Charges such as an origination fee, mortgage insurance premiums, closing costs and/or servicing fees may be assessed and will be added to the loan balance. As long as you comply with the terms of the loan, you retain title until you sell or transfer the property, and, therefore, you are responsible for paying property taxes, insurance and maintenance. Failing to pay these amounts may cause the loan to become immediately due and/or subject the property to a tax lien, other encumbrance or foreclosure. The loan balance grows over time, and interest is added to that balance. Interest on a reverse mortgage is not deductible from your income tax until you repay all or part of the interest on the loan. Although the loan is non-recourse, at the maturity of the loan, the lender will have a claim against your property and you or your heirs may need to sell the property in order to repay the loan, or use other assets to repay the loan in order to retain the property.
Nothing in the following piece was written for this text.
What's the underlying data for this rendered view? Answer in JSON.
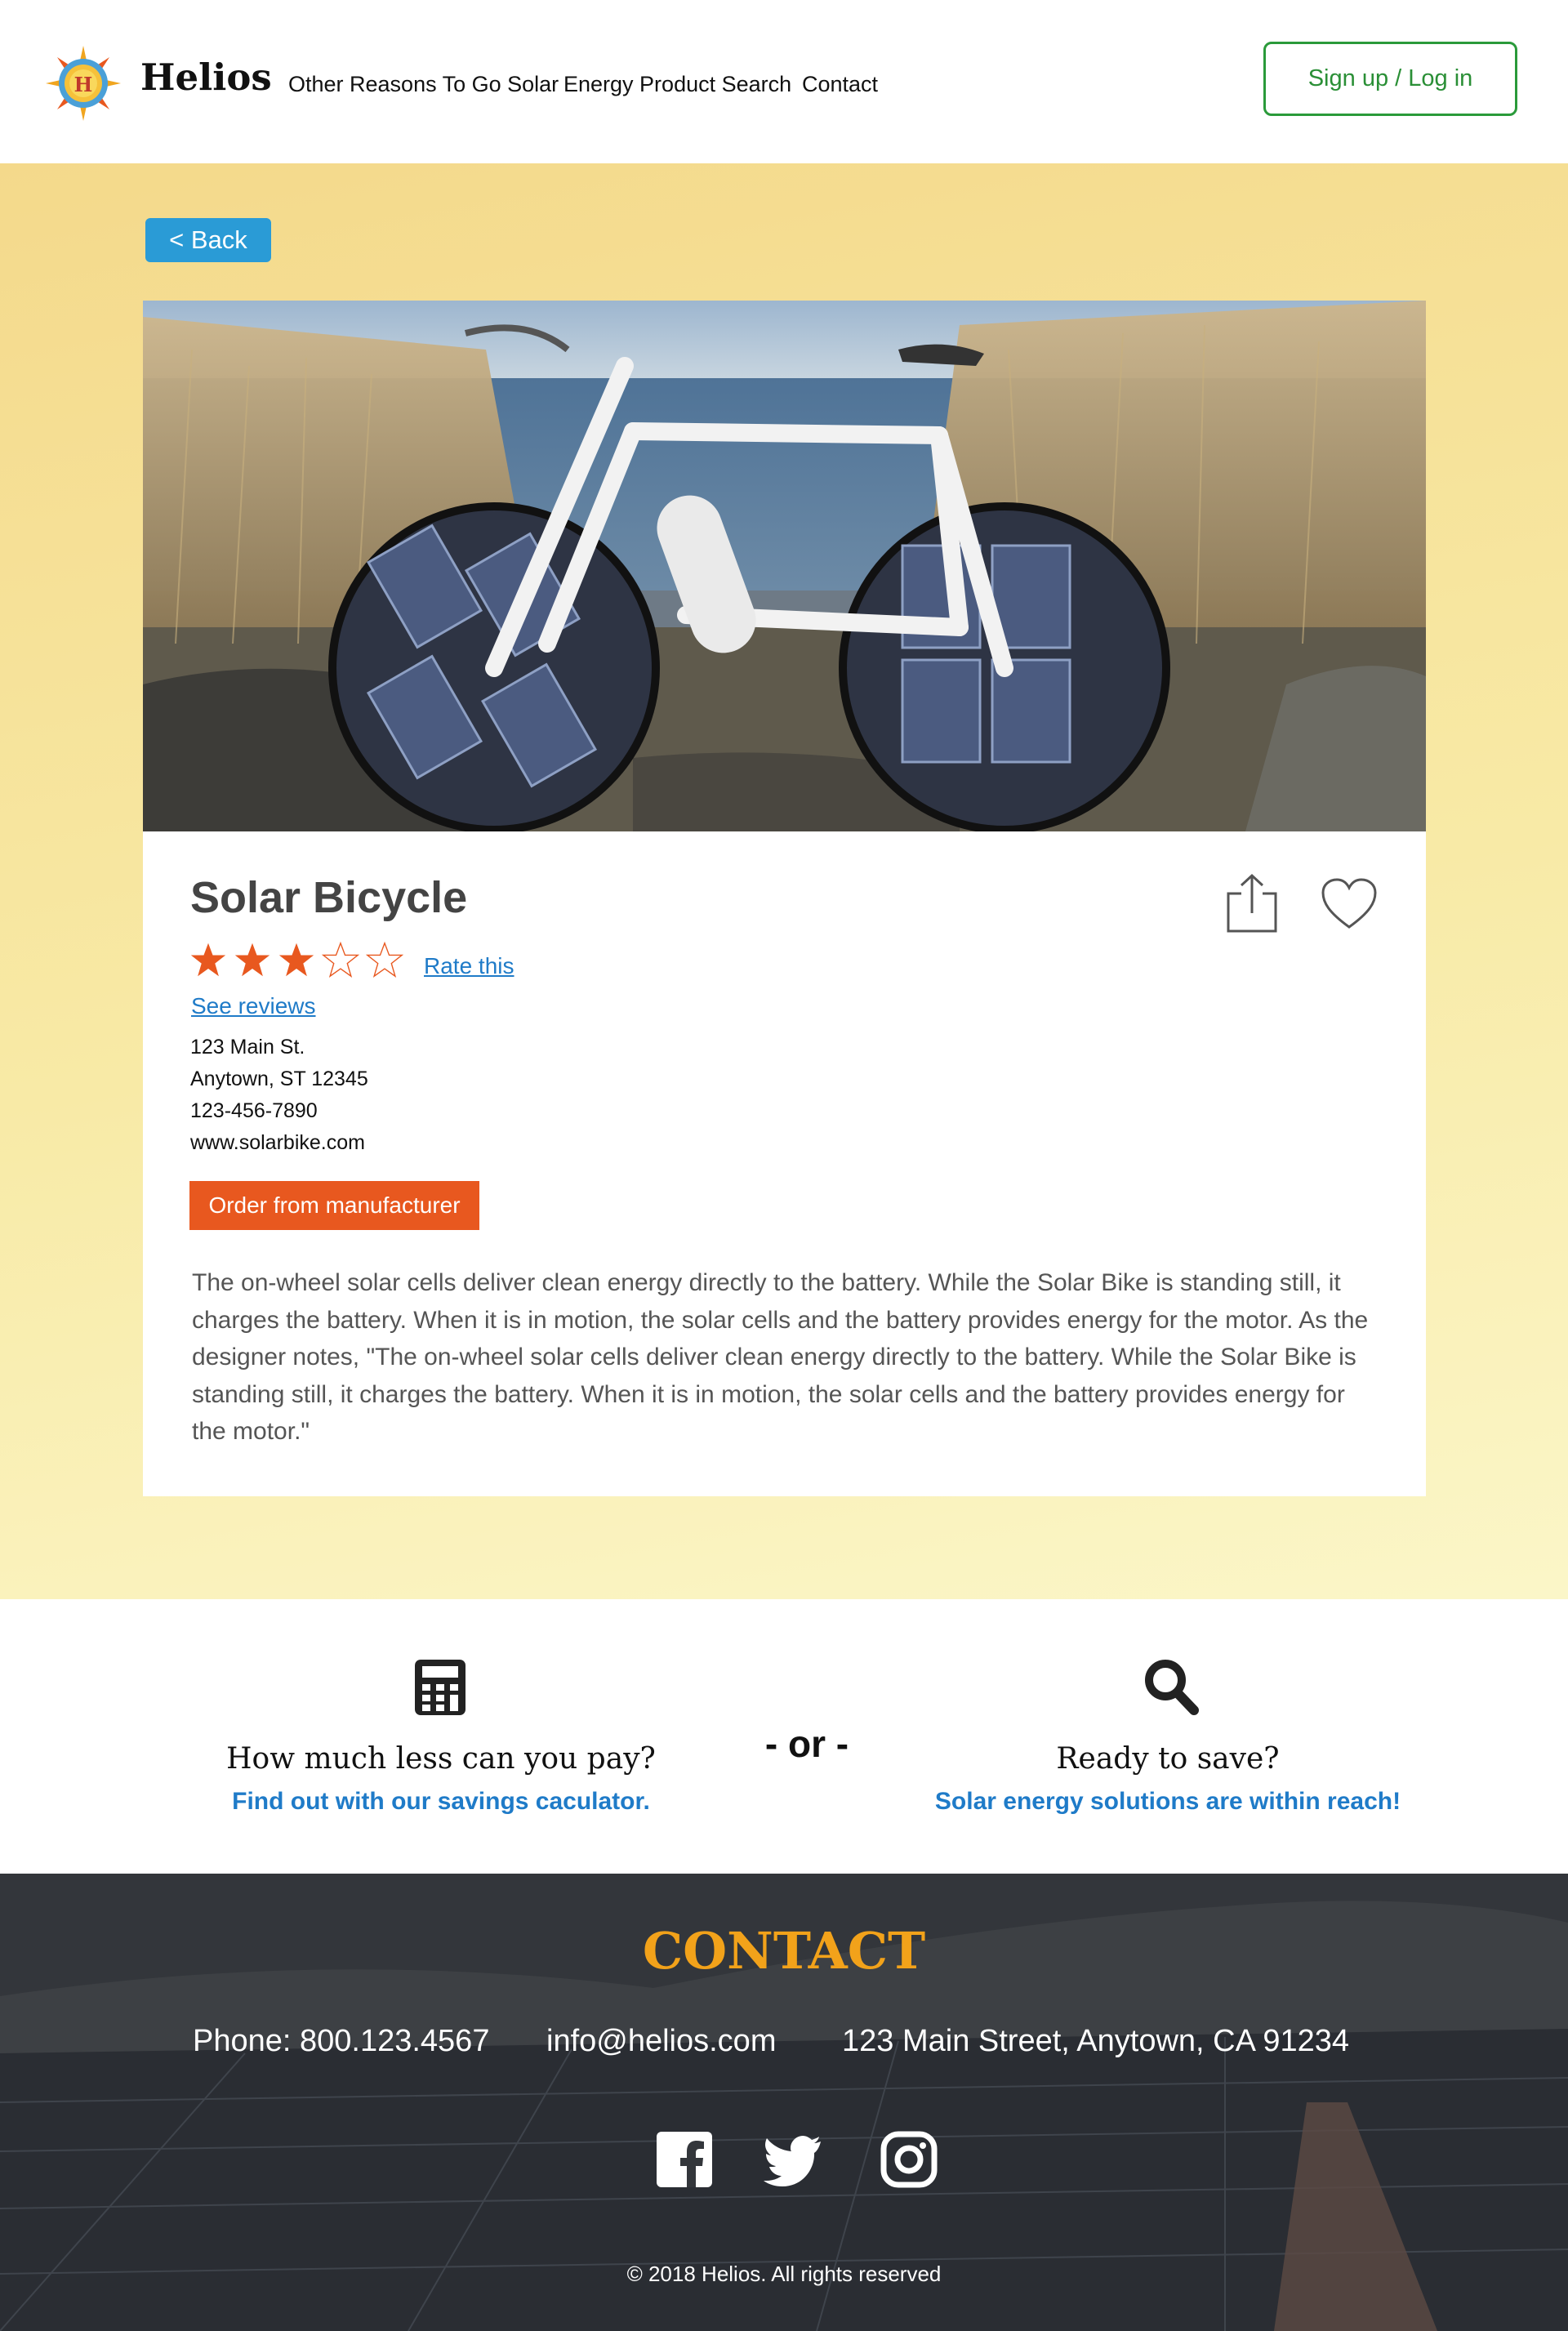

These materials are not from HUD or FHA and the document was not approved by HUD, FHA or any Government Agency. For licensing information, go to: www.nmlsconsumeraccess.org